• [WORK TASK] Find the word "JSON" in the listing; pull out each line holding it.

• [TASK DATA]

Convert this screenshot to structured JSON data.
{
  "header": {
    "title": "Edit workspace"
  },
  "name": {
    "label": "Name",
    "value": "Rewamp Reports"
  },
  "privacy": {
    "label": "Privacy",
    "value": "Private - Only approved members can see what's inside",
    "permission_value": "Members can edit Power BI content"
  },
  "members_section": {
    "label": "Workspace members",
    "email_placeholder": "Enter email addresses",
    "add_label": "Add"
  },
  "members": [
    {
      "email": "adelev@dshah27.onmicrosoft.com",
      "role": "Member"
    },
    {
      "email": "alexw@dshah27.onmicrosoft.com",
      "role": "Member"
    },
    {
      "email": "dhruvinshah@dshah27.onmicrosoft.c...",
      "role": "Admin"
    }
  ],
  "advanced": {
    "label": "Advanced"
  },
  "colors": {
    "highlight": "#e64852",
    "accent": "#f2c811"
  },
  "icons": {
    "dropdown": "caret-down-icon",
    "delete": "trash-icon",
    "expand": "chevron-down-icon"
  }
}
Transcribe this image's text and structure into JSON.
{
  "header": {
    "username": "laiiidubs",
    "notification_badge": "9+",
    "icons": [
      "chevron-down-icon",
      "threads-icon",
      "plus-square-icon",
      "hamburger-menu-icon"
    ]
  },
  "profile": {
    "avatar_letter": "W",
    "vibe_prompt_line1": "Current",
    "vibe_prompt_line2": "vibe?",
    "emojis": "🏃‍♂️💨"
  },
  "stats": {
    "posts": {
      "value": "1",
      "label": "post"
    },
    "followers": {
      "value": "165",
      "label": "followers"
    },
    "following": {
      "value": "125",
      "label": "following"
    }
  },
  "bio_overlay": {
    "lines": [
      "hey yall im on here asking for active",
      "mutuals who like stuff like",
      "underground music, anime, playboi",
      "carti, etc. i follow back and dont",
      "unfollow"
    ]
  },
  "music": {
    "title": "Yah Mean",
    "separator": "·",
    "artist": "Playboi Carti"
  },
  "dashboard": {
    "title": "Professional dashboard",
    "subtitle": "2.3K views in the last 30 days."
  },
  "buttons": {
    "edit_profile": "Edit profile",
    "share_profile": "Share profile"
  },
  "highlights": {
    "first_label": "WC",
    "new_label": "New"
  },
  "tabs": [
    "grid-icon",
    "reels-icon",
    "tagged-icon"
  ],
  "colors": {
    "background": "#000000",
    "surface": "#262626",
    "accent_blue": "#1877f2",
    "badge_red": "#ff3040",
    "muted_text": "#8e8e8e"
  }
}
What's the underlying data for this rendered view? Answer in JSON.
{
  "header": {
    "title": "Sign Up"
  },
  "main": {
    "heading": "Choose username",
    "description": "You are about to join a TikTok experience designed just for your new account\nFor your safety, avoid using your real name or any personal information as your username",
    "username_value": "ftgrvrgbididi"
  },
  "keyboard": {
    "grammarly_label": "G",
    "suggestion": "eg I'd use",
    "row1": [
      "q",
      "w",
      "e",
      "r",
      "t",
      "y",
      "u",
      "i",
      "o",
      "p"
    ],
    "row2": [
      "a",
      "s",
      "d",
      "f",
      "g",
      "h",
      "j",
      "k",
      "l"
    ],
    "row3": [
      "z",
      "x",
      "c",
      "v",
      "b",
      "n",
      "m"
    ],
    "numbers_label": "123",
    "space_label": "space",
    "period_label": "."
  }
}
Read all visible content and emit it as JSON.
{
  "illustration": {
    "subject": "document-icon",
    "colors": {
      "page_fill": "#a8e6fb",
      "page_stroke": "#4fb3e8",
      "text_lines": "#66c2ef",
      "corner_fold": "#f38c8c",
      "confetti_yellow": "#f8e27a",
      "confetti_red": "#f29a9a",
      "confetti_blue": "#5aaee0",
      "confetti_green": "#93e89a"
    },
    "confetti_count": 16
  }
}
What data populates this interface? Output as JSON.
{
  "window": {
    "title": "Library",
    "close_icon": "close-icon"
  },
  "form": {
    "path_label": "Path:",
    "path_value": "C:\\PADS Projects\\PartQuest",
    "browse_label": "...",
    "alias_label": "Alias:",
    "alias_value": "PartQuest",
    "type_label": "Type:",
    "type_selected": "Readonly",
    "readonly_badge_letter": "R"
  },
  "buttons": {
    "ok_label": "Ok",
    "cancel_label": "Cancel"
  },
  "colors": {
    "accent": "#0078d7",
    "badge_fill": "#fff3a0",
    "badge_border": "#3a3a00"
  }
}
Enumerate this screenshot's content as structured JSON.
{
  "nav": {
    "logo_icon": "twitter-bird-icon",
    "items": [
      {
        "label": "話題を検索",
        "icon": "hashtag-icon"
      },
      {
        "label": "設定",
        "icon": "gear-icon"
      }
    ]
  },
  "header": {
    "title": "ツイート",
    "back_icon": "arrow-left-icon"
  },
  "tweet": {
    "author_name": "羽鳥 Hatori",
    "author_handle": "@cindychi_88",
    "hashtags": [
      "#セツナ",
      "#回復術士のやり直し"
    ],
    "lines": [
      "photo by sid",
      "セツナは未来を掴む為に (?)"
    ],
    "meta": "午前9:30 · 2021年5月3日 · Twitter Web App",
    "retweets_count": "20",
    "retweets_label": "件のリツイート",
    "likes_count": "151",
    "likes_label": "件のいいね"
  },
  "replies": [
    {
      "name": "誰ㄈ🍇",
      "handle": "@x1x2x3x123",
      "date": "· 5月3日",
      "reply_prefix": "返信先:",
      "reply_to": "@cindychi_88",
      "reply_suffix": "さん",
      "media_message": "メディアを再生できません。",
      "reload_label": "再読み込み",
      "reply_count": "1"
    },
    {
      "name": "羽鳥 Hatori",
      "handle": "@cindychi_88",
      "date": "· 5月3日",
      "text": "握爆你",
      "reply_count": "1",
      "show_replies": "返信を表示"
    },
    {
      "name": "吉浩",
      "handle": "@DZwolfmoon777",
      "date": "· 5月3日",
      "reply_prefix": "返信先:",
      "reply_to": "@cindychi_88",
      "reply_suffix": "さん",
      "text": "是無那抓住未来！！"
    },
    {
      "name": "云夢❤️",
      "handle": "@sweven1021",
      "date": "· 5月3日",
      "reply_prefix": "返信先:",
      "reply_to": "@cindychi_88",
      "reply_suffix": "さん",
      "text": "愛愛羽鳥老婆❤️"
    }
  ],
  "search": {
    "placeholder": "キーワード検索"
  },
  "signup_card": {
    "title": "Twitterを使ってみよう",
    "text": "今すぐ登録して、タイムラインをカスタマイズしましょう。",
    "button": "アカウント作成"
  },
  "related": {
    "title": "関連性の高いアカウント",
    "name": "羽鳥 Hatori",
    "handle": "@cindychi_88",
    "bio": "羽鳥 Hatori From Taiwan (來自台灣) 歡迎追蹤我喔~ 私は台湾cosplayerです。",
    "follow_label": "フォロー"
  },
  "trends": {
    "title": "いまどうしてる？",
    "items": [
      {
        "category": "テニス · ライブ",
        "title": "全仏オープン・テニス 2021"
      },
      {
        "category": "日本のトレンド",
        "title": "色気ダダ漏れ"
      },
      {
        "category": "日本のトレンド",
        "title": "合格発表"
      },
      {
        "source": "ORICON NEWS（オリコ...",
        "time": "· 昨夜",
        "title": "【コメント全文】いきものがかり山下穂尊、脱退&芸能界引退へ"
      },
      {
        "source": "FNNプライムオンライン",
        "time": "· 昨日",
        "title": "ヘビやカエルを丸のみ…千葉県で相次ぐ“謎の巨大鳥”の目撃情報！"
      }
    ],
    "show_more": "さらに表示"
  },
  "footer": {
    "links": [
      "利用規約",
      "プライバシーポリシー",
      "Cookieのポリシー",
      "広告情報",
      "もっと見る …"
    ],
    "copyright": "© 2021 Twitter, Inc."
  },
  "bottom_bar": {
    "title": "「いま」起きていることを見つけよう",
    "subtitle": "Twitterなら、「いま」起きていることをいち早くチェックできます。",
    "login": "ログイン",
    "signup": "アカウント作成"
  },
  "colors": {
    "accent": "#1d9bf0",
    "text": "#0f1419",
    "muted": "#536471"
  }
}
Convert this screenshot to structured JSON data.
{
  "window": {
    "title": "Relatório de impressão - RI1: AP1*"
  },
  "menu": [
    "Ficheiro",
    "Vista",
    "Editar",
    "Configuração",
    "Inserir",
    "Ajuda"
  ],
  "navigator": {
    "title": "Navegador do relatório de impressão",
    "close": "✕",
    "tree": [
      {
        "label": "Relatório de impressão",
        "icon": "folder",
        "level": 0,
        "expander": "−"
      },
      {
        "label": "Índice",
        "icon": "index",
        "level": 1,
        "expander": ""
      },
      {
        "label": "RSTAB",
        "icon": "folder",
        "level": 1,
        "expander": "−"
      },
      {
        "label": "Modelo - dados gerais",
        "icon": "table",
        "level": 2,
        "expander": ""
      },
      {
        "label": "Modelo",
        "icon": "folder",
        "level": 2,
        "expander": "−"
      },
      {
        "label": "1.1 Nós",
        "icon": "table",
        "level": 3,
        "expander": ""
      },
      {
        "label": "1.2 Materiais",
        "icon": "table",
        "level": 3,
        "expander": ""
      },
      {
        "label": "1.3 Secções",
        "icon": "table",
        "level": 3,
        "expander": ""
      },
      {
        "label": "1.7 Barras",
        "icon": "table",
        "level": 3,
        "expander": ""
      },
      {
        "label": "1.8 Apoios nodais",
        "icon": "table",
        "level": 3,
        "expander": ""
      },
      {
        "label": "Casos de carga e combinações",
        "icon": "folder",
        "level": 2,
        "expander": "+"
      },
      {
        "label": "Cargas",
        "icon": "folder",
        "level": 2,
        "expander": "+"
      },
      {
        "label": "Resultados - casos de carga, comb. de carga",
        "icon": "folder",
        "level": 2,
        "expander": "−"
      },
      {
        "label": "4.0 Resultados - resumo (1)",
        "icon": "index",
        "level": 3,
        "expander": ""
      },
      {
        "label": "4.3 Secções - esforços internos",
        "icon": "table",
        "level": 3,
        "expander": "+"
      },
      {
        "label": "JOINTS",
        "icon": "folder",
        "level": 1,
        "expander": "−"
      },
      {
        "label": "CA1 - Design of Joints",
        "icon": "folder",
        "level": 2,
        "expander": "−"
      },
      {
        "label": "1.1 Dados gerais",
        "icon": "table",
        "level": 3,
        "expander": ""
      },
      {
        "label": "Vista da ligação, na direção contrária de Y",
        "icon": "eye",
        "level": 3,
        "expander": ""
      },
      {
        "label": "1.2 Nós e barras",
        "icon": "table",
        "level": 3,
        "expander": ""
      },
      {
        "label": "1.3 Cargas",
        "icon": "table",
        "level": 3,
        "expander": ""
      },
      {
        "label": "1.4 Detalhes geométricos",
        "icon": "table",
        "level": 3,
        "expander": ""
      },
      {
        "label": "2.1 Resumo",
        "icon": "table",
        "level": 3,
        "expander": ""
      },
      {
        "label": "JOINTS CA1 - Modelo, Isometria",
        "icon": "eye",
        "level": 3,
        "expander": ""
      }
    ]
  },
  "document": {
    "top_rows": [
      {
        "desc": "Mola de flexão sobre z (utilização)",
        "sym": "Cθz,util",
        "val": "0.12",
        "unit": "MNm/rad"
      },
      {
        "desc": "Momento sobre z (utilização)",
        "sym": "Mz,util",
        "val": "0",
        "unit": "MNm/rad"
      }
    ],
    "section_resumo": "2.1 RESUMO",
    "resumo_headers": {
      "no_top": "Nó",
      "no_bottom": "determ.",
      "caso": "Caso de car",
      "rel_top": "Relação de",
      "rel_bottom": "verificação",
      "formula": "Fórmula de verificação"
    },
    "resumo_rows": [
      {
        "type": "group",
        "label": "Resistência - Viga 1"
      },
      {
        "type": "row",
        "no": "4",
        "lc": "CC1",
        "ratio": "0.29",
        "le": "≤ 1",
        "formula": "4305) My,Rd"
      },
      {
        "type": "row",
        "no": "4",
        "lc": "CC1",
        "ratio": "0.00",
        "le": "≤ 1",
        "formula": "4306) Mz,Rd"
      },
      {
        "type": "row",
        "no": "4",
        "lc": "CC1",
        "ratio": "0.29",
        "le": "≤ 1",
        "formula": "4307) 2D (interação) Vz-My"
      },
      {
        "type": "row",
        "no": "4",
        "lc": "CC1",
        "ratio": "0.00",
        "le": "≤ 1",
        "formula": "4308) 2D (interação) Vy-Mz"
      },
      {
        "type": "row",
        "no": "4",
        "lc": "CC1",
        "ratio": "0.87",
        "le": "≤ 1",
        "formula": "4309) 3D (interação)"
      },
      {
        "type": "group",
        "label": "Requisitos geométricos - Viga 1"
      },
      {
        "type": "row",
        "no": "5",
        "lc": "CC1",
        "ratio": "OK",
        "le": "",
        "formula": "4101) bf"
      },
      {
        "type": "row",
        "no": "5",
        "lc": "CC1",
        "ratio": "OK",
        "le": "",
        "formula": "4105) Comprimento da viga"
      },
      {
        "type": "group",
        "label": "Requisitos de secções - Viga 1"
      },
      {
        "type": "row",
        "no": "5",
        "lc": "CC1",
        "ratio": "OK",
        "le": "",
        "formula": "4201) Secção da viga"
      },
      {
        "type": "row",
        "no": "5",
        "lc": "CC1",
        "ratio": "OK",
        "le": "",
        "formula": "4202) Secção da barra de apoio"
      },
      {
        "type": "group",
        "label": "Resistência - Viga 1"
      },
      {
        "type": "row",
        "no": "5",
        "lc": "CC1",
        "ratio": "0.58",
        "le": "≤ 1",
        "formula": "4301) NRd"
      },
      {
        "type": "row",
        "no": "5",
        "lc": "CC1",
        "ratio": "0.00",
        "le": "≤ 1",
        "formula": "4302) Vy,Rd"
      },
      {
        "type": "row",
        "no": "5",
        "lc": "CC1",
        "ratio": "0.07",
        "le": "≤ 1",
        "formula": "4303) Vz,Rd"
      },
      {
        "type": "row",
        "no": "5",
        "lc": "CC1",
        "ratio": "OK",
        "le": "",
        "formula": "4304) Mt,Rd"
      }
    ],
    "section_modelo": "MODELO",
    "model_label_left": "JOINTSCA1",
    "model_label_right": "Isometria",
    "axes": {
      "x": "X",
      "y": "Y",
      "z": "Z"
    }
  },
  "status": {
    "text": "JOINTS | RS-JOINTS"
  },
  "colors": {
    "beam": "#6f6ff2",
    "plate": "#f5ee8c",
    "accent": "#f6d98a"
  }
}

• [TASK OUTPUT]
Convert this screenshot to structured JSON data.
Transcribe this image's text and structure into JSON.
What's the underlying data for this rendered view? Answer in JSON.
Read all visible content and emit it as JSON.
What data populates this interface? Output as JSON.
Enumerate this screenshot's content as structured JSON.
Convert this screenshot to structured JSON data.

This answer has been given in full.